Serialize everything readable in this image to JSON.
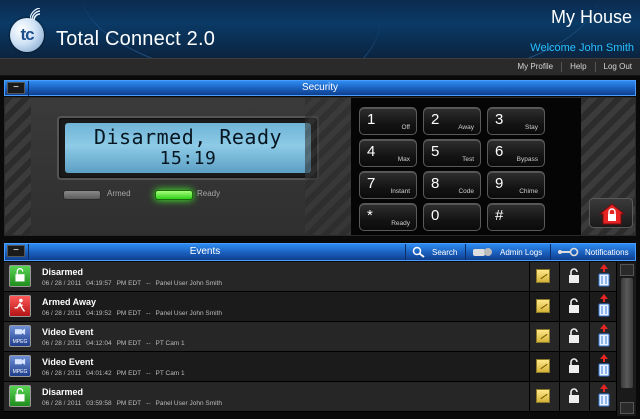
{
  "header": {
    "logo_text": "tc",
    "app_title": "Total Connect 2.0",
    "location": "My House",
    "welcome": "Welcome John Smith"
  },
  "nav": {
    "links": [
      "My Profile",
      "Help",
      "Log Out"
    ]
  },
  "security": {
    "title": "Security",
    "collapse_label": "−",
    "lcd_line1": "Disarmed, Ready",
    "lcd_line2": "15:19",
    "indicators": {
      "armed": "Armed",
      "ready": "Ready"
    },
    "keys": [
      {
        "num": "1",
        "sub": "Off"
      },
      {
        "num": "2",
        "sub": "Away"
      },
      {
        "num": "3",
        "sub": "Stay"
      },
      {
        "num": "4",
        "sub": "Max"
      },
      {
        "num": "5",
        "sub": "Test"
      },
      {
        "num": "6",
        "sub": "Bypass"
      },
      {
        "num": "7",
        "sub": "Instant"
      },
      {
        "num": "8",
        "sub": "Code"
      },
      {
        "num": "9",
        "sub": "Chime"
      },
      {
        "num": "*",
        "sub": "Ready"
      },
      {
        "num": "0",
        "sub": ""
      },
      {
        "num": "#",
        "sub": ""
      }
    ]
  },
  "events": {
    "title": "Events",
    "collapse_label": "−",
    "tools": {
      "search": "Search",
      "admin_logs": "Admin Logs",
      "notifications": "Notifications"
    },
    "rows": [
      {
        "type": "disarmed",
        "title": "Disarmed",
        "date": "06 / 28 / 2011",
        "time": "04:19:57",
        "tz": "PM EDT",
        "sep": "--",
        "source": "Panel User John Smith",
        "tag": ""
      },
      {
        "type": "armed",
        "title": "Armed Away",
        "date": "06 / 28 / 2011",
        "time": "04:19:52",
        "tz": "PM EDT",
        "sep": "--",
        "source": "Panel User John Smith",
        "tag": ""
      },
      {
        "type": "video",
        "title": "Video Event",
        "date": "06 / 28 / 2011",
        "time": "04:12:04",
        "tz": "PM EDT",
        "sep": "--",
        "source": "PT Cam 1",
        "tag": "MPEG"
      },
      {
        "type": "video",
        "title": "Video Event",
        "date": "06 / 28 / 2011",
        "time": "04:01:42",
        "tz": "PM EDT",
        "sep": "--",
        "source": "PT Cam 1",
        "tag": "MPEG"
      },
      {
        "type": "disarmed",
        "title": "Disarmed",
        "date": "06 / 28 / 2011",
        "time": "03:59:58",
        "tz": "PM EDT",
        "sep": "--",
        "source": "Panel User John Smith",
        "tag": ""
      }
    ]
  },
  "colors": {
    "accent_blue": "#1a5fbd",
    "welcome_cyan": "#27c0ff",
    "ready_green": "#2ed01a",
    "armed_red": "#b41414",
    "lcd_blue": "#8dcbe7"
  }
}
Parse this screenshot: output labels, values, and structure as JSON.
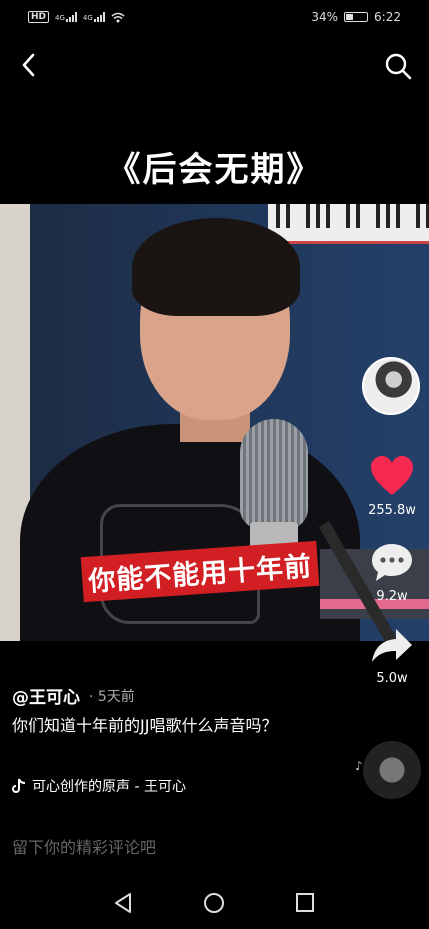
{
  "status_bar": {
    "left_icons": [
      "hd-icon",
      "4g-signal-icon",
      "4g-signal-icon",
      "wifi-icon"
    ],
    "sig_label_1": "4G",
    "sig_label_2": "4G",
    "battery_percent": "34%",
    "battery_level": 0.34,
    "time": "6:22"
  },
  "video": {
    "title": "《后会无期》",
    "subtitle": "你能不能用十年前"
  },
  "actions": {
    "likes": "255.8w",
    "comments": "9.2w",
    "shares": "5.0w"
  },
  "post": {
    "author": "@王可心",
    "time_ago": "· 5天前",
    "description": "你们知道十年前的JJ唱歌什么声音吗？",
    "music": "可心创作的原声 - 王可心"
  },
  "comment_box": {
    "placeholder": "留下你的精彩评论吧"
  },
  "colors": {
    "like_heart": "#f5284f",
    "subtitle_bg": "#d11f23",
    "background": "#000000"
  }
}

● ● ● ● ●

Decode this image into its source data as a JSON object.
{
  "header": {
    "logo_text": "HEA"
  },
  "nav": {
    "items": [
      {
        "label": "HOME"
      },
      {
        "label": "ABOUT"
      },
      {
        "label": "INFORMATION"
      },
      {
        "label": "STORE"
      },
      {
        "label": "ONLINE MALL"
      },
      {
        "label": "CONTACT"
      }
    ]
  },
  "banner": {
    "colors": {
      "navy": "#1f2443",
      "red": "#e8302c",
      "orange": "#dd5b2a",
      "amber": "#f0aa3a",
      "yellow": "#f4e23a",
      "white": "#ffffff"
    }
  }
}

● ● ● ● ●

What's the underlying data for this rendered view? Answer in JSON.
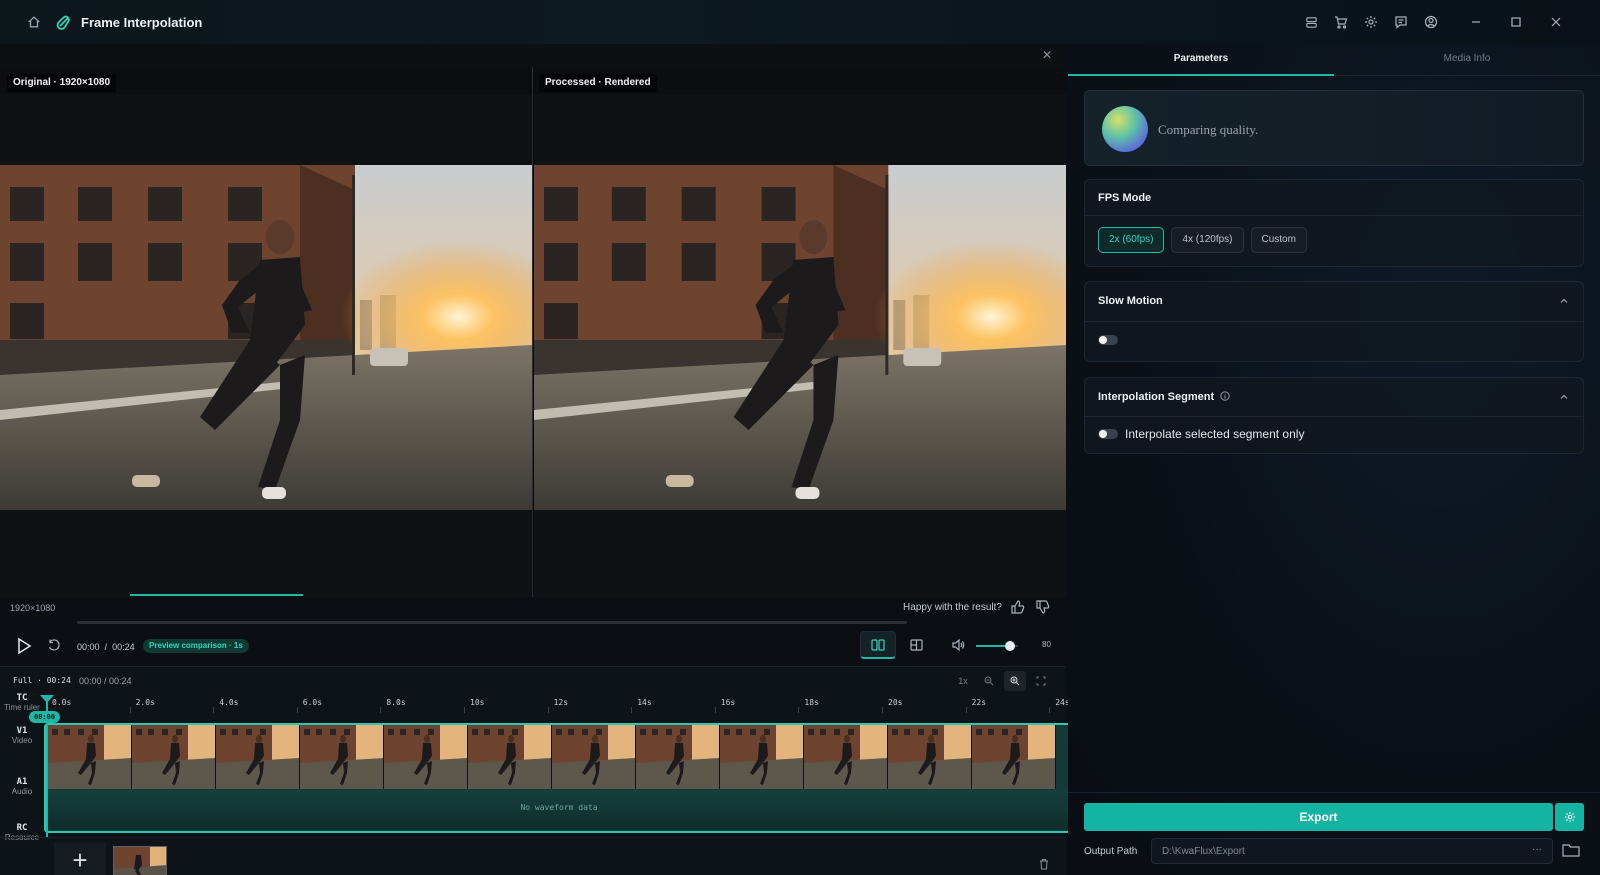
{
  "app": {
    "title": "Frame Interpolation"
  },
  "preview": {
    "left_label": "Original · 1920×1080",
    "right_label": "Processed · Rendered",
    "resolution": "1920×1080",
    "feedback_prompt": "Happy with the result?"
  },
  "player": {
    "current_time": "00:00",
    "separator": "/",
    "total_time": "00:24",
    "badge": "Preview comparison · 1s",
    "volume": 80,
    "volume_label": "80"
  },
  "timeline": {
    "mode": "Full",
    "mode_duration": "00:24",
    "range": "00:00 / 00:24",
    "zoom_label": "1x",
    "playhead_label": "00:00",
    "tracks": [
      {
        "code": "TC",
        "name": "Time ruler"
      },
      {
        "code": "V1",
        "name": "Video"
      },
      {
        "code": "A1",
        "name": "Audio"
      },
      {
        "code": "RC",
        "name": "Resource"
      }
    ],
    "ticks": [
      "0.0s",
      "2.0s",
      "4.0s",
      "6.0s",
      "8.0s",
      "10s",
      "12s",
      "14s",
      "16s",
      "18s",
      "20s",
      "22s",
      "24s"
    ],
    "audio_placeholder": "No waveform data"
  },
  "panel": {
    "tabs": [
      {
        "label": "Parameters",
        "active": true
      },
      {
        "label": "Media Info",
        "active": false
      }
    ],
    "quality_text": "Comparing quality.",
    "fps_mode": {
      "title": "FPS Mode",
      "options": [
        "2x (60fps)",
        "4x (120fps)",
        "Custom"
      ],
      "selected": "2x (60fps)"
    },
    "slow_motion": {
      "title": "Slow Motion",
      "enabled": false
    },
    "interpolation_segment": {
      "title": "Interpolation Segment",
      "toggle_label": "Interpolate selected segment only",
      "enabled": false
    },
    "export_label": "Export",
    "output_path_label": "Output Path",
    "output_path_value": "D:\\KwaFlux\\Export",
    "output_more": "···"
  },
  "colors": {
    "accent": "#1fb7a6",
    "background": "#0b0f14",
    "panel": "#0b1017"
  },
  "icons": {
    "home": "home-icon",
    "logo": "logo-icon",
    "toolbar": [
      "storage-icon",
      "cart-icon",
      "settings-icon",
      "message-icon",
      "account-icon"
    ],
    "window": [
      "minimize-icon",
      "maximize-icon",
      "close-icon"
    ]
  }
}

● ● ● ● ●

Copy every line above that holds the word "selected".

      "selected": "2x (60fps)"
      "toggle_label": "Interpolate selected segment only",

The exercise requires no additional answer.